> TASK DATA:
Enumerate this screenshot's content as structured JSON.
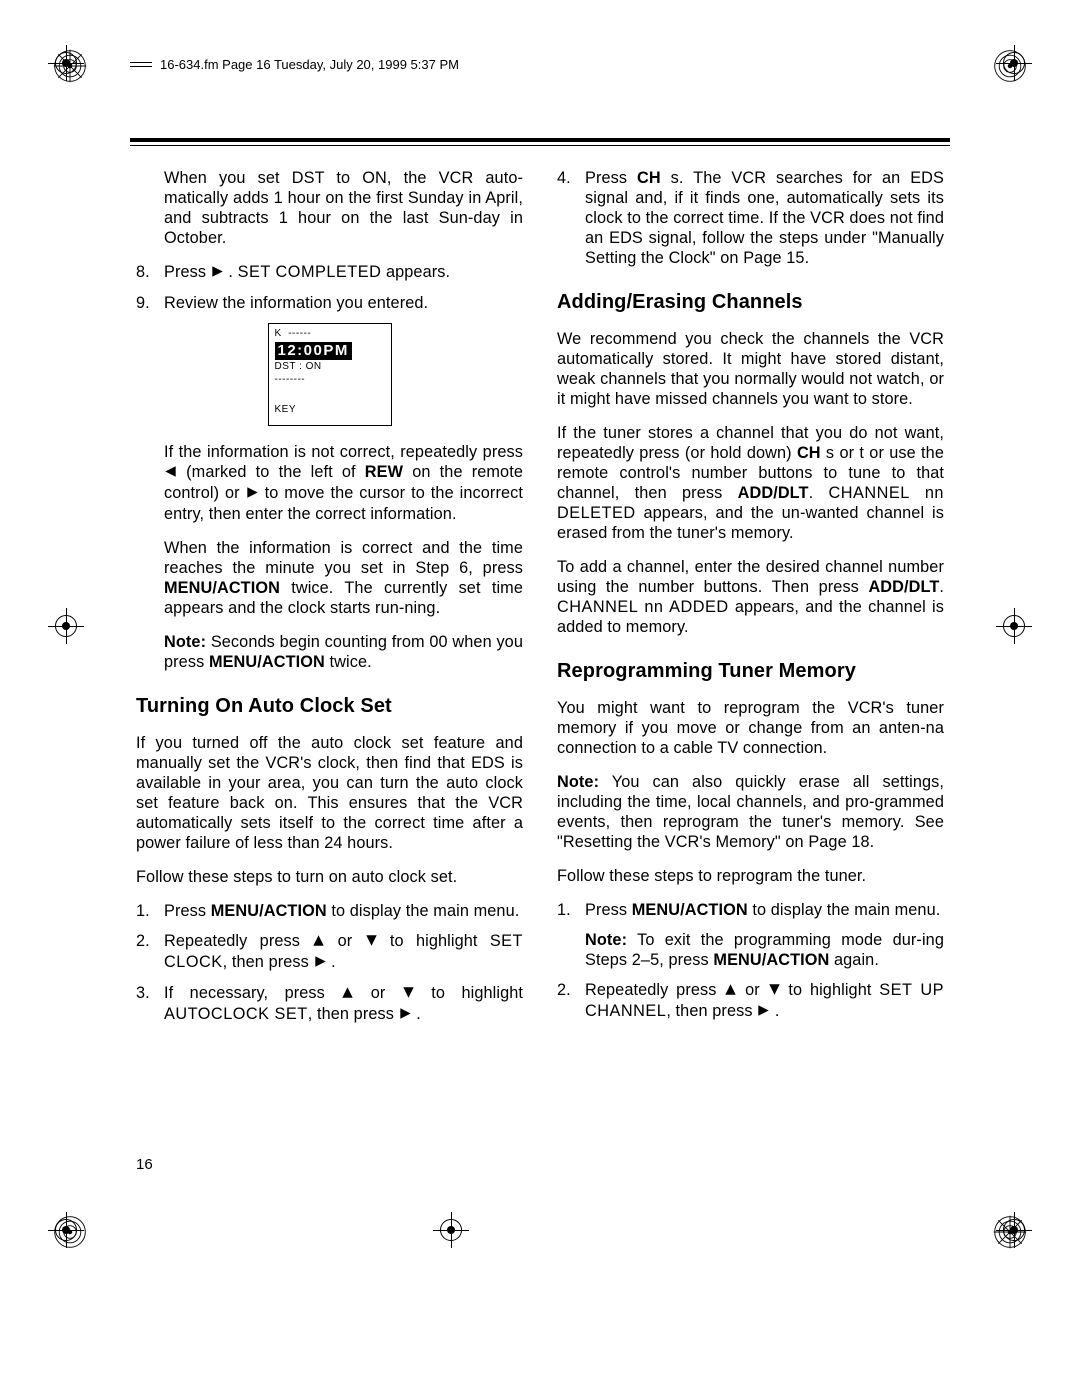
{
  "header": {
    "line": "16-634.fm  Page 16  Tuesday, July 20, 1999  5:37 PM"
  },
  "left": {
    "dst_para": [
      "When you set ",
      "DST",
      " to ",
      "ON",
      ", the VCR auto-matically adds 1 hour on the first Sunday in April, and subtracts 1 hour on the last Sun-day in October."
    ],
    "steps_cont": [
      {
        "n": "8.",
        "frags": [
          "Press ",
          {
            "glyph": "play"
          },
          " . ",
          {
            "osd": "SET COMPLETED"
          },
          " appears."
        ]
      },
      {
        "n": "9.",
        "frags": [
          "Review the information you entered."
        ]
      }
    ],
    "clock": {
      "l1": "K  ------",
      "time": "12:00PM",
      "l2": "DST : ON",
      "l3": "--------",
      "l4": "KEY"
    },
    "after_clock": [
      [
        "If the information is not correct, repeatedly press ",
        {
          "glyph": "rew"
        },
        " (marked to the left of ",
        {
          "b": "REW"
        },
        " on the remote control) or ",
        {
          "glyph": "play"
        },
        " to move the cursor to the incorrect entry, then enter the correct information."
      ],
      [
        "When the information is correct and the time reaches the minute you set in Step 6, press ",
        {
          "b": "MENU/ACTION"
        },
        " twice. The currently set time appears and the clock starts run-ning."
      ],
      [
        {
          "b": "Note:"
        },
        " Seconds begin counting from 00 when you press ",
        {
          "b": "MENU/ACTION"
        },
        " twice."
      ]
    ],
    "h_auto": "Turning On Auto Clock Set",
    "auto_intro": "If you turned off the auto clock set feature and manually set the VCR's clock, then find that EDS is available in your area, you can turn the auto clock set feature back on. This ensures that the VCR automatically sets itself to the correct time after a power failure of less than 24 hours.",
    "auto_lead": "Follow these steps to turn on auto clock set.",
    "auto_steps": [
      {
        "n": "1.",
        "frags": [
          "Press ",
          {
            "b": "MENU/ACTION"
          },
          " to display the main menu."
        ]
      },
      {
        "n": "2.",
        "frags": [
          "Repeatedly press ",
          {
            "glyph": "up"
          },
          " or ",
          {
            "glyph": "down"
          },
          " to highlight ",
          {
            "osd": "SET CLOCK"
          },
          ", then press ",
          {
            "glyph": "play"
          },
          " ."
        ]
      },
      {
        "n": "3.",
        "frags": [
          "If necessary, press ",
          {
            "glyph": "up"
          },
          " or ",
          {
            "glyph": "down"
          },
          " to highlight ",
          {
            "osd": "AUTOCLOCK SET"
          },
          ", then press ",
          {
            "glyph": "play"
          },
          " ."
        ]
      }
    ]
  },
  "right": {
    "step4": {
      "n": "4.",
      "frags": [
        "Press ",
        {
          "b": "CH"
        },
        " s. The VCR searches for an EDS signal and, if it finds one, automatically sets its clock to the correct time. If the VCR does not find an EDS signal, follow the steps under \"Manually Setting the Clock\" on Page 15."
      ]
    },
    "h_add": "Adding/Erasing Channels",
    "add_p1": "We recommend you check the channels the VCR automatically stored. It might have stored distant, weak channels that you normally would not watch, or it might have missed channels you want to store.",
    "add_p2": [
      "If the tuner stores a channel that you do not want, repeatedly press (or hold down) ",
      {
        "b": "CH"
      },
      " s or t or use the remote control's number buttons to tune to that channel, then press ",
      {
        "b": "ADD/DLT"
      },
      ". ",
      {
        "osd": "CHANNEL nn DELETED"
      },
      " appears, and the un-wanted channel is erased from the tuner's memory."
    ],
    "add_p3": [
      "To add a channel, enter the desired channel number using the number buttons. Then press ",
      {
        "b": "ADD/DLT"
      },
      ". ",
      {
        "osd": "CHANNEL nn ADDED"
      },
      " appears, and the channel is added to memory."
    ],
    "h_rep": "Reprogramming Tuner Memory",
    "rep_p1": "You might want to reprogram the VCR's tuner memory if you move or change from an anten-na connection to a cable TV connection.",
    "rep_p2": [
      {
        "b": "Note:"
      },
      " You can also quickly erase all settings, including the time, local channels, and pro-grammed events, then reprogram the tuner's memory. See \"Resetting the VCR's Memory\" on Page 18."
    ],
    "rep_lead": "Follow these steps to reprogram the tuner.",
    "rep_steps": [
      {
        "n": "1.",
        "frags": [
          "Press ",
          {
            "b": "MENU/ACTION"
          },
          " to display the main menu."
        ],
        "note": [
          {
            "b": "Note:"
          },
          " To exit the programming mode dur-ing Steps 2–5, press ",
          {
            "b": "MENU/ACTION"
          },
          " again."
        ]
      },
      {
        "n": "2.",
        "frags": [
          "Repeatedly press ",
          {
            "glyph": "up"
          },
          " or ",
          {
            "glyph": "down"
          },
          " to highlight ",
          {
            "osd": "SET UP CHANNEL"
          },
          ", then press ",
          {
            "glyph": "play"
          },
          " ."
        ]
      }
    ]
  },
  "page_number": "16"
}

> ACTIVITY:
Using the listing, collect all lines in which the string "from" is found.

> RESPONSE TO THIS TASK:
        " Seconds begin counting from 00 when you press ",
      " appears, and the un-wanted channel is erased from the tuner's memory."
    "rep_p1": "You might want to reprogram the VCR's tuner memory if you move or change from an anten-na connection to a cable TV connection.",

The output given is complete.